DIY Bocce Ball Court

bocce court
written by Nishtah Thomas

With summer approaching, many of us begin to think of outdoor fun and lawn games such as bocce. We asked Bellingham’s own Tom McNutt, aka Boccemon, to give us some useful tips and information about bocce ball and installing your own the bocce court. McNutt has been installing bocce courts for sixteen years. The demand for these courts, he said, is rising every year. “Bocce ball is not just a game for old Italian men and their families anymore. It has gone international,” McNutt said.

Boccemon’s Rain Country Blend was made specifically for bocce. It takes the traditional ground oyster shell, that was originally used as calcium stabilizer for the ground and combines the oyster shell with other key ingredients for Washington weather. Boccemon creates a solid surface, like a clay, that is more permeable and easier to maintain. “The surface is the most important part of any bocce ball court,” McNutt said, but, for those of us living in rainy areas, be sure to install the proper drainage system.

Boccemon helped us with the logistics of a DIY bocce ball court. They told us that, a 10’x60′ court surface typically takes three novices about two and a half hours to install and begin playing.

Every year in mid-April Bellingham hosts a big bocce ball tournament. This past week, on April the 21st, the Bellingham Sportsplex hosted the 16th annual Bellingham Bay Bocce Ball Tournament. The whole town came out from 9 a.m. to 4 p.m. for “Washington’s Largest One-Day Bocce Tournament”. Patrons were able to show their love of the game while also enjoying the beer garden sponsored by Boundary Bay Brewery. For all the Bocce Ball enthusiasts in the area keep this in mind for next year. Admission is free but all Bocce teams that sign up pay to help support the WDRC.


DIY Bocce Court

Courtesy of

Step 1.

After mapping out the 10 feet by 60 feet area, Boccemon suggests to dig 3 to 6 inches deep into the base to level out the ground. Next fill the entire 3 or 6 inches with 1” clean crushed rock for drainage.

Step 2.

Cover this layer with Weed Barrier or Geo-Textile fabric to prevent the next smaller rock layer from dropping out.

Step 3.

Fill the next 3 to 4 inches with ¾ minus crushed rock, often referred to as commercial road base. Or use limestone, if available.

Step 4.

The perimeter of a court can be made from any number of different dimensional materials. From pressure treated timber bolted with rebar posts to pure concrete. Find the border that works best for you. Whatever you choose make sure the frame is stable and attached to the ground in some way. Pro Tip: The denser the perimeter wood, the truer the bank shots.

Step 5.

Cover the crushed rock layer with ¾” to 1 ¼” of Boccemon’s Rain Country Blend that works best as a surface for any Washingtonian.

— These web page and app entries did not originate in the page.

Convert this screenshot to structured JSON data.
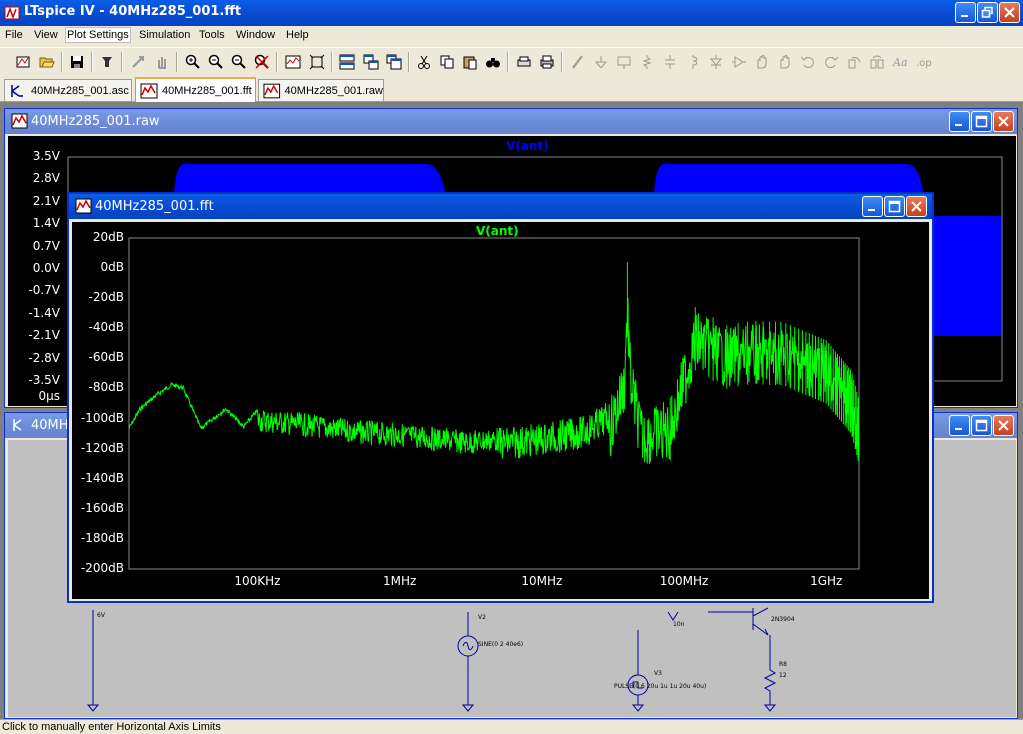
{
  "app": {
    "title": "LTspice IV - 40MHz285_001.fft"
  },
  "menu": [
    "File",
    "View",
    "Plot Settings",
    "Simulation",
    "Tools",
    "Window",
    "Help"
  ],
  "toolbar_icons": [
    "new-schematic-icon",
    "open-icon",
    "save-icon",
    "control-panel-icon",
    "run-icon",
    "halt-icon",
    "zoom-in-icon",
    "zoom-out-icon",
    "zoom-fit-icon",
    "zoom-cancel-icon",
    "autorange-icon",
    "zoom-extents-icon",
    "tile-horizontal-icon",
    "cascade-icon",
    "arrange-icon",
    "cut-icon",
    "copy-icon",
    "paste-icon",
    "find-icon",
    "print-setup-icon",
    "print-icon",
    "wire-icon",
    "ground-icon",
    "label-icon",
    "resistor-icon",
    "capacitor-icon",
    "inductor-icon",
    "diode-icon",
    "component-icon",
    "move-icon",
    "drag-icon",
    "undo-icon",
    "redo-icon",
    "rotate-icon",
    "mirror-icon",
    "text-icon",
    "spice-directive-icon"
  ],
  "tabs": [
    {
      "label": "40MHz285_001.asc",
      "icon": "schematic-icon",
      "active": false
    },
    {
      "label": "40MHz285_001.fft",
      "icon": "waveform-icon",
      "active": true
    },
    {
      "label": "40MHz285_001.raw",
      "icon": "waveform-icon",
      "active": false
    }
  ],
  "raw_window": {
    "title": "40MHz285_001.raw",
    "trace": "V(ant)",
    "trace_color": "#0000ff",
    "y_ticks": [
      "3.5V",
      "2.8V",
      "2.1V",
      "1.4V",
      "0.7V",
      "0.0V",
      "-0.7V",
      "-1.4V",
      "-2.1V",
      "-2.8V",
      "-3.5V"
    ],
    "x_first_tick": "0µs"
  },
  "schematic_window": {
    "title": "40MHz285_001.asc",
    "labels": {
      "v_supply": "6V",
      "v2_name": "V2",
      "v2_value": "SINE(0 2 40e6)",
      "v3_name": "V3",
      "v3_value": "PULSE(0 6 20u 1u 1u 20u 40u)",
      "inductor_value": "10n",
      "transistor": "2N3904",
      "r_name": "R8",
      "r_value": "12"
    }
  },
  "fft_window": {
    "title": "40MHz285_001.fft",
    "trace": "V(ant)",
    "trace_color": "#00ff00",
    "y_ticks": [
      "20dB",
      "0dB",
      "-20dB",
      "-40dB",
      "-60dB",
      "-80dB",
      "-100dB",
      "-120dB",
      "-140dB",
      "-160dB",
      "-180dB",
      "-200dB"
    ],
    "x_ticks": [
      "100KHz",
      "1MHz",
      "10MHz",
      "100MHz",
      "1GHz"
    ]
  },
  "chart_data": {
    "type": "line",
    "x_scale": "log",
    "xlabel": "",
    "ylabel": "",
    "ylim_dB": [
      -200,
      20
    ],
    "xlim_Hz": [
      12500,
      1700000000
    ],
    "series": [
      {
        "name": "V(ant)",
        "description": "FFT magnitude, green trace",
        "envelope_points_Hz_dB": [
          [
            12500,
            -105
          ],
          [
            15000,
            -92
          ],
          [
            20000,
            -82
          ],
          [
            25000,
            -76
          ],
          [
            30000,
            -78
          ],
          [
            40000,
            -105
          ],
          [
            60000,
            -92
          ],
          [
            80000,
            -104
          ],
          [
            100000,
            -93
          ],
          [
            200000,
            -96
          ],
          [
            500000,
            -101
          ],
          [
            1000000,
            -103
          ],
          [
            3000000,
            -108
          ],
          [
            10000000,
            -103
          ],
          [
            20000000,
            -98
          ],
          [
            30000000,
            -88
          ],
          [
            38000000,
            -58
          ],
          [
            40000000,
            -5
          ],
          [
            42000000,
            -55
          ],
          [
            50000000,
            -92
          ],
          [
            80000000,
            -88
          ],
          [
            120000000,
            -28
          ],
          [
            200000000,
            -40
          ],
          [
            300000000,
            -37
          ],
          [
            500000000,
            -38
          ],
          [
            1000000000,
            -50
          ],
          [
            1500000000,
            -70
          ],
          [
            1700000000,
            -90
          ]
        ],
        "peak": {
          "frequency_Hz": 40000000,
          "level_dB": 4
        }
      }
    ],
    "grid": false
  },
  "status": "Click to manually enter Horizontal Axis Limits"
}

You can buy this oyster blend in bulk from Boccemon and they will also install it.

Step 6.

Boccemon likes to use an 18″x60″ piece of raised and expanded sheet metal to carve off the high spots and level the surface.

Step 7.

Finally, use a 7′ Maintenance Drag Broom ($250.00) to lightly brush out your new court and you’re good to go! Invite everyone over to admire your handiwork while playing and socializing!

For more bocce information head over to Boccemon!

Check out this video on How to Play Bocce Ball.

Read about the history of bocce.

DIY: Plan your Ultimate Closet

Tags from the story

Leave a Reply